    “Usually the people of God, before the greatest comforts, have the greatest afflictions and sorrows....God dealt this way with his Son: Christ himself went into glory by suffering (Hebrews 2.10); and if God so deals with his own Son, much more with his people."

  1. "It is the way of God to work by contraries, to turn the greatest evil into the greatest good."

    “It is the way of God to bring all good out of evil, not only to overcome the evil, but to make the evil work toward the good...God when he will bring life, brings it out of death, he brings joy out of sorrow, and he brings prosperity out of adversity, yea and many times brings grace out of sin, that is, makes use of sin to work furtherance of grace. It is the way of God to bring all good out of evil, not only to overcome the evil, but to make the evil work toward the good."

God chose to use the fall of mankind for the display of His magnificent sacrificial love & grace.

God used the sin of Joseph’s brothers to bring about their salvation from famine.

God used the slavery of His people to bring judgement on the heads of their captors.

God used David’s adultery to bring forth a Messiah.

God chose to take from a rebellious sinful world a bride for His Son.

God used the sins of Jews and Gentiles alike to bring about the death of the Messiah.

God used the death of the Messiah to save Jews and Gentiles alike.

God uses our sufferings to form the character of Christ in us.

1 comment:

Lisa notes... said...

You are right to point out that we see many “rich” people in our own lives who face temptations unique to that situation that we don’t have to face.

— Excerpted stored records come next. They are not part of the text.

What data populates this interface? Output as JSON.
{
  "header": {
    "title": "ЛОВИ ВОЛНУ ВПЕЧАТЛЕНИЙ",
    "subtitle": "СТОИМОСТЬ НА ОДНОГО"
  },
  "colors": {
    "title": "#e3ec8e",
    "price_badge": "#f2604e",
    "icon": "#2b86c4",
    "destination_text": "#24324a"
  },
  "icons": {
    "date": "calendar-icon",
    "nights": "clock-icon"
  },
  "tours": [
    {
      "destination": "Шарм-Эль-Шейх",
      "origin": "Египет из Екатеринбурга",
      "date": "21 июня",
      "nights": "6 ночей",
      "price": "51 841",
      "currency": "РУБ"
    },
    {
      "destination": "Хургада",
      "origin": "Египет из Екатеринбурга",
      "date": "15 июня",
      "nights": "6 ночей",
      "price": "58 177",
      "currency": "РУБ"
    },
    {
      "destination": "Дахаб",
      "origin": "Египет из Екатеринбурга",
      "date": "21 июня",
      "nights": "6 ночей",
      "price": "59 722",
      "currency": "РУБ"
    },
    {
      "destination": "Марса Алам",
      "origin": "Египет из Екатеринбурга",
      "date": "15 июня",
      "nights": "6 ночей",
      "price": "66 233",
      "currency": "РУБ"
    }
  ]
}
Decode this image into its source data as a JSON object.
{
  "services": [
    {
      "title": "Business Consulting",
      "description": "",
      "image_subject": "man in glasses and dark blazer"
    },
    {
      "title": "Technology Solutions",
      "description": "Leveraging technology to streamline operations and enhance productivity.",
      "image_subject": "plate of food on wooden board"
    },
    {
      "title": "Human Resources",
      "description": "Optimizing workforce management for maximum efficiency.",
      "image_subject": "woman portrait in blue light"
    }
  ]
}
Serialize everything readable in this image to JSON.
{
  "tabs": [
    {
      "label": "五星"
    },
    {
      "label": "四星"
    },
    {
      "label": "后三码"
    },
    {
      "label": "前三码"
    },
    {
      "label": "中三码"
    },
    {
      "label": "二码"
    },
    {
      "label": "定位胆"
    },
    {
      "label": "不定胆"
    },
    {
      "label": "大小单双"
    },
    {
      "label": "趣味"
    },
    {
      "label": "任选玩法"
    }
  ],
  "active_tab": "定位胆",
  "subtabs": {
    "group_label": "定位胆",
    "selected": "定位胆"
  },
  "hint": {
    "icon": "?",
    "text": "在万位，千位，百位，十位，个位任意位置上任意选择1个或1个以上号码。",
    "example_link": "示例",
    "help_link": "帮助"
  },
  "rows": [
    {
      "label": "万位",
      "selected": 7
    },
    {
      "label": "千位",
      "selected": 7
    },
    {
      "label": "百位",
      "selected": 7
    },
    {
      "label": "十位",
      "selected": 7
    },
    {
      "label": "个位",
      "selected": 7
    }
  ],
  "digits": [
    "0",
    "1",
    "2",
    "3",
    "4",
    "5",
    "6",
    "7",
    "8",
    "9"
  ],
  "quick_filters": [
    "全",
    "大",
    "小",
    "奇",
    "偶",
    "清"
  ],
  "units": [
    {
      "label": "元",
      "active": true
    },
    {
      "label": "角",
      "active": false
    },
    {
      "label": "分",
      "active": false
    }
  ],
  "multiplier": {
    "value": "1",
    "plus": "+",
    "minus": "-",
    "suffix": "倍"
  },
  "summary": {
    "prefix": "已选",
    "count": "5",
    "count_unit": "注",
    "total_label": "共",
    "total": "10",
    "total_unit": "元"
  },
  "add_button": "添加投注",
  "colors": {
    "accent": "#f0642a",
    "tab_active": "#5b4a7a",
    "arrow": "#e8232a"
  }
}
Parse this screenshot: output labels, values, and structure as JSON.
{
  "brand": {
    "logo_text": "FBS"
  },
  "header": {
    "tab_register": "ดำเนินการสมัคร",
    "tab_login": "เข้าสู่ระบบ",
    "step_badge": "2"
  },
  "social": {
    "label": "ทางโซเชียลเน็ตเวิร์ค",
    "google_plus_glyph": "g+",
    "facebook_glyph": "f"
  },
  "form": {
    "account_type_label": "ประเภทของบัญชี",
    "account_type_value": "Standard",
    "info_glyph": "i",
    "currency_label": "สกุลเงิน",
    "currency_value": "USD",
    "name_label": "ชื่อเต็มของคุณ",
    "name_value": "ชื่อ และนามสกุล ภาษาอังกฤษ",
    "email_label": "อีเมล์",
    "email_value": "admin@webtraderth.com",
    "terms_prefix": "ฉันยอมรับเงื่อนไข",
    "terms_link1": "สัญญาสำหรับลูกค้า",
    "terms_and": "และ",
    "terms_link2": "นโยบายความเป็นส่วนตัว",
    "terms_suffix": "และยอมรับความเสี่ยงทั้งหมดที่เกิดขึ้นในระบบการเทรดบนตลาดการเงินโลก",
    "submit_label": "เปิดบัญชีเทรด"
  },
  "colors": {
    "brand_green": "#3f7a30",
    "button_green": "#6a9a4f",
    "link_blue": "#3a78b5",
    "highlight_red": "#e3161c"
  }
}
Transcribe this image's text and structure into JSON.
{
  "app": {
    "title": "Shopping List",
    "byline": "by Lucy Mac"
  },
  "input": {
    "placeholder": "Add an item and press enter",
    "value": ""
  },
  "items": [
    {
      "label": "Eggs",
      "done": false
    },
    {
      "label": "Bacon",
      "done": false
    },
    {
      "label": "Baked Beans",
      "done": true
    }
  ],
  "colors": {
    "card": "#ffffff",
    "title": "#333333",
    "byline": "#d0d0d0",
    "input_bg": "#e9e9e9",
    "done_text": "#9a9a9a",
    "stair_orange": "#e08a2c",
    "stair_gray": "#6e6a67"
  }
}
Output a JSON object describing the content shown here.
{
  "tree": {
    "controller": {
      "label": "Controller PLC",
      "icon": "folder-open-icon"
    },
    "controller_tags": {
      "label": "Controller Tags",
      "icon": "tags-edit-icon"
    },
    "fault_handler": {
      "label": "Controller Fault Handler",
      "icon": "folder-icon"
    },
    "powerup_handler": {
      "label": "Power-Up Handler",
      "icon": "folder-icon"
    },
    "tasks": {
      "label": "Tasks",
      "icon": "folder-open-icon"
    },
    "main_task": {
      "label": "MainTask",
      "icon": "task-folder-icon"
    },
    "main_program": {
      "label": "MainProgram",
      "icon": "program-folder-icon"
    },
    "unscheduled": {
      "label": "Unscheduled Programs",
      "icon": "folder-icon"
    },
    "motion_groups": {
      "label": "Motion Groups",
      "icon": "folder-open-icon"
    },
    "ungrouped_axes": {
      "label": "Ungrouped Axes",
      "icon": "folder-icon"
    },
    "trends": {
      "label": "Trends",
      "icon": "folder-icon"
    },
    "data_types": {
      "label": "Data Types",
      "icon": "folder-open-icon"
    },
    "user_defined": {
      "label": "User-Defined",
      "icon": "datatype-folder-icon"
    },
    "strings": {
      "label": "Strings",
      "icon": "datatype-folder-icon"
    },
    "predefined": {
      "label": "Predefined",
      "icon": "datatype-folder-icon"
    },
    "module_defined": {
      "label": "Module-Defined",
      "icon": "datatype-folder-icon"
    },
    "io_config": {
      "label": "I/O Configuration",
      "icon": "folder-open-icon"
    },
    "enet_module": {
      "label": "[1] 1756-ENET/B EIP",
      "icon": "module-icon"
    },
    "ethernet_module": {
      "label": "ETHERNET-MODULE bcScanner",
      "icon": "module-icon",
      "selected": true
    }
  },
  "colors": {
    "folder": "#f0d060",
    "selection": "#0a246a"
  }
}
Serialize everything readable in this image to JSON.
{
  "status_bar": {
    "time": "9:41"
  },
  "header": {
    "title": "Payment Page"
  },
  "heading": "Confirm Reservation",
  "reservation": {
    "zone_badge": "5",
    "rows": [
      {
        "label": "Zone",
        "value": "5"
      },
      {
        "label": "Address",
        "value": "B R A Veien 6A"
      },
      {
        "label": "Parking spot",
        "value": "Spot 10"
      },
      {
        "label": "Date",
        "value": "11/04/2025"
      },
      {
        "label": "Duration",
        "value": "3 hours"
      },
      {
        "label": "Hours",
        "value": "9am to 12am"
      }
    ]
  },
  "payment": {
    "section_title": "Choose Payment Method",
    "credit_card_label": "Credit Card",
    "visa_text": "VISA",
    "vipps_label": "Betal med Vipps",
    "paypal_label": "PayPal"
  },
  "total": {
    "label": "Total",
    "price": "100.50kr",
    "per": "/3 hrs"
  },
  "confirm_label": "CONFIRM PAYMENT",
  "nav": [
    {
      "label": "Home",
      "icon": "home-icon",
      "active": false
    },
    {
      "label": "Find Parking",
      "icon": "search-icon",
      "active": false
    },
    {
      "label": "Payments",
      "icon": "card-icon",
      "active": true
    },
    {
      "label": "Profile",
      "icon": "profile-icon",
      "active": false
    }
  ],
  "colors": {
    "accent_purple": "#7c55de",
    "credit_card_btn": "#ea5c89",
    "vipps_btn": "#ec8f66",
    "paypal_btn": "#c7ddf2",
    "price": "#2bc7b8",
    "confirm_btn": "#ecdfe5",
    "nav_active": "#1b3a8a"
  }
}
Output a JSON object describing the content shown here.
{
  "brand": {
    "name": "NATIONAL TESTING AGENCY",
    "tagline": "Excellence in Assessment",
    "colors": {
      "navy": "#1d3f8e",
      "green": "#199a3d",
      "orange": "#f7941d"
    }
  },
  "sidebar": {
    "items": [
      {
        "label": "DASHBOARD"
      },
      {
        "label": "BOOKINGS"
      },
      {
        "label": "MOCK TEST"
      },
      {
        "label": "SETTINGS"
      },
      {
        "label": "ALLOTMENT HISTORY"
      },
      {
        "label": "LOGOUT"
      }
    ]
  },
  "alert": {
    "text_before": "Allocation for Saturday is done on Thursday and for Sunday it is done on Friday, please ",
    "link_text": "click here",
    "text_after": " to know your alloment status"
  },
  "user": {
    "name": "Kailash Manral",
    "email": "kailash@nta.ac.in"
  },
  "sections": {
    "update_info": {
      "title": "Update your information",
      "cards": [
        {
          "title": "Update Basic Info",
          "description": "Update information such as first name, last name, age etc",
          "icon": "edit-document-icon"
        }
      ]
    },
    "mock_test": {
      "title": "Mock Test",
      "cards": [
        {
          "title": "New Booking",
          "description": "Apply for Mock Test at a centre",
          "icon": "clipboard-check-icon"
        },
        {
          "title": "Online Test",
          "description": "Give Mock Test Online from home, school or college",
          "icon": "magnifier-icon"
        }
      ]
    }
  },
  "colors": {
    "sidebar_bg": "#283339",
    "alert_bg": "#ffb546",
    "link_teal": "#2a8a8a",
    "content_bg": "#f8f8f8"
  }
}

It’s a good way to find a pocket of contentment. Yet, as you also pointed out, WE are so rich compared to most people. We need to be watchful.

Thanks for sharing.